Another 80,000 people have signed an active Rainforest Rescue petition demanding the Brazil government prevent the use of herbicide-resistant genetically engineered eucalyptus trees in response to that country giving the Suzano pulp and paper company – a member of the FSC – permission to plant them.
Under the current FSC ban, if Suzano chose to commercially grow their GE eucalyptus trees, they would have to leave the FSC, seriously impacting their markets. In 2012, Stanley Hirsch, the CEO of Suzano’s biotech subsidiary FuturaGene, called the FSC a “market barrier” to GE trees.
“The timing of this so-called ‘learning process’ is more than coincidental,” said Anne Petermann of Global Justice Ecology Project. “There is a push by Suzano and other corporate interests to overturn bans and regulations on GE trees. These, however, are crucial to protect forest biodiversity and vulnerable Indigenous and other forest dependent communities from the unknown risks of trees genetically engineered with traits aimed at increasing corporate profit. Removal of the FSC ban is seen as a major priority for industry’s goal of converting biodiverse wild forests into high-profit plantations of GE trees.”
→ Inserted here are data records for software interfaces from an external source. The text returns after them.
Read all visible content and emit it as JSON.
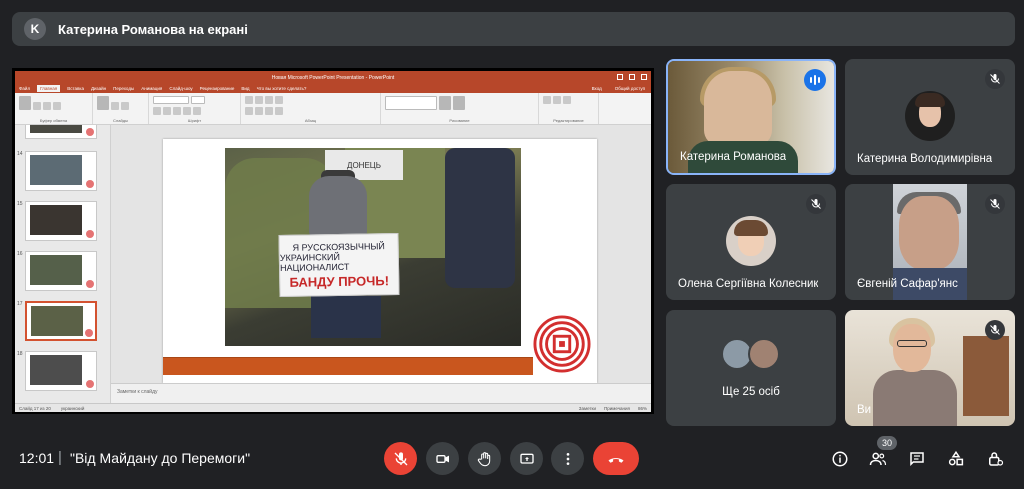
{
  "presenter_bar": {
    "avatar_letter": "K",
    "title": "Катерина Романова на екрані"
  },
  "ppt": {
    "window_title": "Новая Microsoft PowerPoint Presentation - PowerPoint",
    "tabs": [
      "Файл",
      "Главная",
      "Вставка",
      "Дизайн",
      "Переходы",
      "Анимация",
      "Слайд-шоу",
      "Рецензирование",
      "Вид"
    ],
    "active_tab": "Главная",
    "search_hint": "Что вы хотите сделать?",
    "signin": "Вход",
    "share": "Общий доступ",
    "ribbon_groups": [
      "Буфер обмена",
      "Слайды",
      "Шрифт",
      "Абзац",
      "Рисование",
      "Редактирование"
    ],
    "slide_numbers": [
      "14",
      "15",
      "16",
      "17",
      "18"
    ],
    "selected_slide": "17",
    "photo_sign_top": "ДОНЕЦЬ",
    "sign_line1": "Я РУССКОЯЗЫЧНЫЙ",
    "sign_line2": "УКРАИНСКИЙ НАЦИОНАЛИСТ",
    "sign_line3": "БАНДУ ПРОЧЬ!",
    "notes_placeholder": "Заметки к слайду",
    "status_slide": "Слайд 17 из 20",
    "status_lang": "украинский",
    "status_notes": "Заметки",
    "status_comments": "Примечания",
    "zoom": "86%"
  },
  "participants": [
    {
      "name": "Катерина Романова",
      "speaking": true
    },
    {
      "name": "Катерина Володимирівна",
      "muted": true
    },
    {
      "name": "Олена Сергіївна Колесник",
      "muted": true
    },
    {
      "name": "Євгеній Сафар'янс",
      "muted": true
    },
    {
      "name": "Ще 25 осіб"
    },
    {
      "name": "Ви",
      "muted": true
    }
  ],
  "bottom": {
    "time": "12:01",
    "separator": "|",
    "meeting_title": "\"Від Майдану до Перемоги\"",
    "participant_count": "30"
  },
  "colors": {
    "background": "#202124",
    "tile": "#3c4043",
    "accent_blue": "#1a73e8",
    "red": "#ea4335",
    "ppt_brand": "#b7472a"
  },
  "icons": [
    "mic-off-icon",
    "camera-icon",
    "raise-hand-icon",
    "present-icon",
    "more-icon",
    "end-call-icon",
    "info-icon",
    "people-icon",
    "chat-icon",
    "activities-icon",
    "lock-icon"
  ]
}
In September, The Canadian Biotechnology Action Network and the Campaign to STOP GE Trees released a major report “The Global Status of Genetically Engineered Tree Development.”
In a September press release about the report, Lucy Sharrat of CBAN stated that “Development of genetically engineered trees is advancing despite the serious risks to our forests and continued opposition around the world,” adding, “Our report shows that genetic engineered trees are closer than ever to being released even though interest is limited to just a handful of companies and university researchers.” .
“If the Forest Stewardship Council decides to embrace genetic engineering, it will free the Brazilian pulp and paper company Suzano to begin planting its eucalyptus trees that are genetically engineered to tolerate glyphosate herbicides,” said Lizzie Díaz of the World Rainforest Movement at the time of the report’s release.